-- WHAT TO DO --
Copy out each line below in which the string "price" appears.

::::

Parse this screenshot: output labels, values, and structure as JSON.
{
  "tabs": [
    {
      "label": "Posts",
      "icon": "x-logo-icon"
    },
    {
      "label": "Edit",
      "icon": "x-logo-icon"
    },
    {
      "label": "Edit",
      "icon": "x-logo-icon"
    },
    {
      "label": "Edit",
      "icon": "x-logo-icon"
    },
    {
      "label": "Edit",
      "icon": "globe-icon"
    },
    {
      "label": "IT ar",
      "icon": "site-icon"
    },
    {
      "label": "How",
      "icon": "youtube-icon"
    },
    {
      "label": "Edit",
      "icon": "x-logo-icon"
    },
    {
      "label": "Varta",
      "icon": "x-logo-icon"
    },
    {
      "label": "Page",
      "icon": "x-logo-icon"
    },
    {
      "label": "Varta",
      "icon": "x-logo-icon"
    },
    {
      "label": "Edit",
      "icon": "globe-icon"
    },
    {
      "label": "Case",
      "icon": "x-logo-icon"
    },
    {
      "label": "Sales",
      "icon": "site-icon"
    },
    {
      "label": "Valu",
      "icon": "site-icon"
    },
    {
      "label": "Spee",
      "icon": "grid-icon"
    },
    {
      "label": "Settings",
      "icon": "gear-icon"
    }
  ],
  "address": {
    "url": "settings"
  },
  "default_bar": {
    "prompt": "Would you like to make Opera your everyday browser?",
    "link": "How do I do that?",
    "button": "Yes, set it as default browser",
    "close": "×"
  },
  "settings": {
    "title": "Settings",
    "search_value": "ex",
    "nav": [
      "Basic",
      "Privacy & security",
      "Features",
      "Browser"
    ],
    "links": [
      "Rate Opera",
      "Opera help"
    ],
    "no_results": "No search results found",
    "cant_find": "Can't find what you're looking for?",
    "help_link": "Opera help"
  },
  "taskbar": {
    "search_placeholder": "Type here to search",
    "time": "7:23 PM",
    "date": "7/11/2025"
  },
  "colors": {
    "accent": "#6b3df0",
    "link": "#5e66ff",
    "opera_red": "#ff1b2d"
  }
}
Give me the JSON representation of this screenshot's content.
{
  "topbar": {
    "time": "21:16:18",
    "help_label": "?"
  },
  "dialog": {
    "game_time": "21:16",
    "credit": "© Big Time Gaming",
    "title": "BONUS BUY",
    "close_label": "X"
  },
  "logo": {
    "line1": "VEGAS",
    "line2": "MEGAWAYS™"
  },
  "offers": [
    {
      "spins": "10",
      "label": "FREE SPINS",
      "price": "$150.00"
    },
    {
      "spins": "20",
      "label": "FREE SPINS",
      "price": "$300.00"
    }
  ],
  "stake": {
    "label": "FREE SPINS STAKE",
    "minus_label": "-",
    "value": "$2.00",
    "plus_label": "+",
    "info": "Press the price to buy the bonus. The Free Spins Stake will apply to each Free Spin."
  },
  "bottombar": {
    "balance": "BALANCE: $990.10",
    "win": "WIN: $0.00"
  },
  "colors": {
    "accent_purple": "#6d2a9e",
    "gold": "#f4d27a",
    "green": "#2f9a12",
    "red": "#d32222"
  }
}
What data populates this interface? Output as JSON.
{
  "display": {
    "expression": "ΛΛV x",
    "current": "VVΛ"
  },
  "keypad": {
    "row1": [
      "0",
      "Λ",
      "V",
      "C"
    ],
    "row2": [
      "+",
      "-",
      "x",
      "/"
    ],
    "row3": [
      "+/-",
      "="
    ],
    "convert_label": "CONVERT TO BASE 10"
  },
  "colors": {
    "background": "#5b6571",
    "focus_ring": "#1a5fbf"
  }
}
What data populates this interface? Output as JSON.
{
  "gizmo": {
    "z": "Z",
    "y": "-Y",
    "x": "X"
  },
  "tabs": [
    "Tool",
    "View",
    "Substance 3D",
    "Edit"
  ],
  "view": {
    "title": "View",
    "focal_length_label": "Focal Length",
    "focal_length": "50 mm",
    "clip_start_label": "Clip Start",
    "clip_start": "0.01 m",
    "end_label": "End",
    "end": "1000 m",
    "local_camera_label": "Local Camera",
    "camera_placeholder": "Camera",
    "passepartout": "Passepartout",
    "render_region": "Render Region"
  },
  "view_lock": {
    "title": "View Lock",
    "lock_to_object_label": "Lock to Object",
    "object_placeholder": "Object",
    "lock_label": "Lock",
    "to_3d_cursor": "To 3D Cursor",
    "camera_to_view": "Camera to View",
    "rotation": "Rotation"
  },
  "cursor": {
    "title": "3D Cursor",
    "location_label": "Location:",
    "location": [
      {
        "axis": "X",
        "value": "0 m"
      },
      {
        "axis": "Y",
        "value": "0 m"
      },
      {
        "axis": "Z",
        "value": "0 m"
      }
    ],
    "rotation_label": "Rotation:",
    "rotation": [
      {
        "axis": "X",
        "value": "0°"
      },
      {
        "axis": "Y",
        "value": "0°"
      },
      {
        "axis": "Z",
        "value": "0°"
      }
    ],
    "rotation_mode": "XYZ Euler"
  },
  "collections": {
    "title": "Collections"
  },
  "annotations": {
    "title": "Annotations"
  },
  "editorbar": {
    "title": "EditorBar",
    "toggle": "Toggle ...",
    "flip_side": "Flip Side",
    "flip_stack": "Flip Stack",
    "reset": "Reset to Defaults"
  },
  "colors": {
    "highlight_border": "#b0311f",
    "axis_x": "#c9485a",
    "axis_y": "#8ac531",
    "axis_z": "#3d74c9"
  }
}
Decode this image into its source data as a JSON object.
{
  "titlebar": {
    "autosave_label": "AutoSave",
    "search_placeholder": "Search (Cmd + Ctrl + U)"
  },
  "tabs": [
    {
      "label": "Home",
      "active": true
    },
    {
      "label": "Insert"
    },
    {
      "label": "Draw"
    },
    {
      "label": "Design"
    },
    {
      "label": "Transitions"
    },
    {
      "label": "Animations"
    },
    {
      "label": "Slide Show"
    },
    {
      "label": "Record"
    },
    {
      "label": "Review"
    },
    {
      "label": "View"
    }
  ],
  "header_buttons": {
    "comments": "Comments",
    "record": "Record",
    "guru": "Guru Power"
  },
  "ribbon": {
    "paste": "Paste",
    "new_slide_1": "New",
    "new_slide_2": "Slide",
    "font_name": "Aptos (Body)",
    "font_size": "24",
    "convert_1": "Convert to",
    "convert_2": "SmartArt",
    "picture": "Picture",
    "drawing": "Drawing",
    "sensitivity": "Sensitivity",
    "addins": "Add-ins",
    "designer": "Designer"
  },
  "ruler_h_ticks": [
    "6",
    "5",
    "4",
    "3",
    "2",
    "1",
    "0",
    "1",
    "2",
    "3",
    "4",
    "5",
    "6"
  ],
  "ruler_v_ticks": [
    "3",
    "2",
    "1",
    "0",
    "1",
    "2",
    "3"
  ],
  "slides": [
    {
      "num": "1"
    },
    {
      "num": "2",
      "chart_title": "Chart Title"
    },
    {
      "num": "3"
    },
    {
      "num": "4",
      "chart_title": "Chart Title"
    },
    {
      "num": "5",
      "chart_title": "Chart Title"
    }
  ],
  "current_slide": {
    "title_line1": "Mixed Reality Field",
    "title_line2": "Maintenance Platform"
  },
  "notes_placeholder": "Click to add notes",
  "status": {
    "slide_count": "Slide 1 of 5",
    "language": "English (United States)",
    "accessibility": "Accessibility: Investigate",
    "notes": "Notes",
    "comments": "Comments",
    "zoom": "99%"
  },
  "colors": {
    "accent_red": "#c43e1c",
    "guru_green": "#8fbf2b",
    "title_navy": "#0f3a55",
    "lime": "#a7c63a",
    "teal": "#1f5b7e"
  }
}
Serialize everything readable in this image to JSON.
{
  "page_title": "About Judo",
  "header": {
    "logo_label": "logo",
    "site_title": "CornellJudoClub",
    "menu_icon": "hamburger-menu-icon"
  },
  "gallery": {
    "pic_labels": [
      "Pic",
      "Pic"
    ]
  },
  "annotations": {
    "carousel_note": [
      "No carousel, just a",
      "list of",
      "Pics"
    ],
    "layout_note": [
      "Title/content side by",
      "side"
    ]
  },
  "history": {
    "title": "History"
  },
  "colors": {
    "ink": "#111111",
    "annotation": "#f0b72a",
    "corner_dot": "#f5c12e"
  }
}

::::

-- OUTPUT BELOW --
      "price": "$150.00"
      "price": "$300.00"
    "info": "Press the price to buy the bonus. The Free Spins Stake will apply to each Free Spin."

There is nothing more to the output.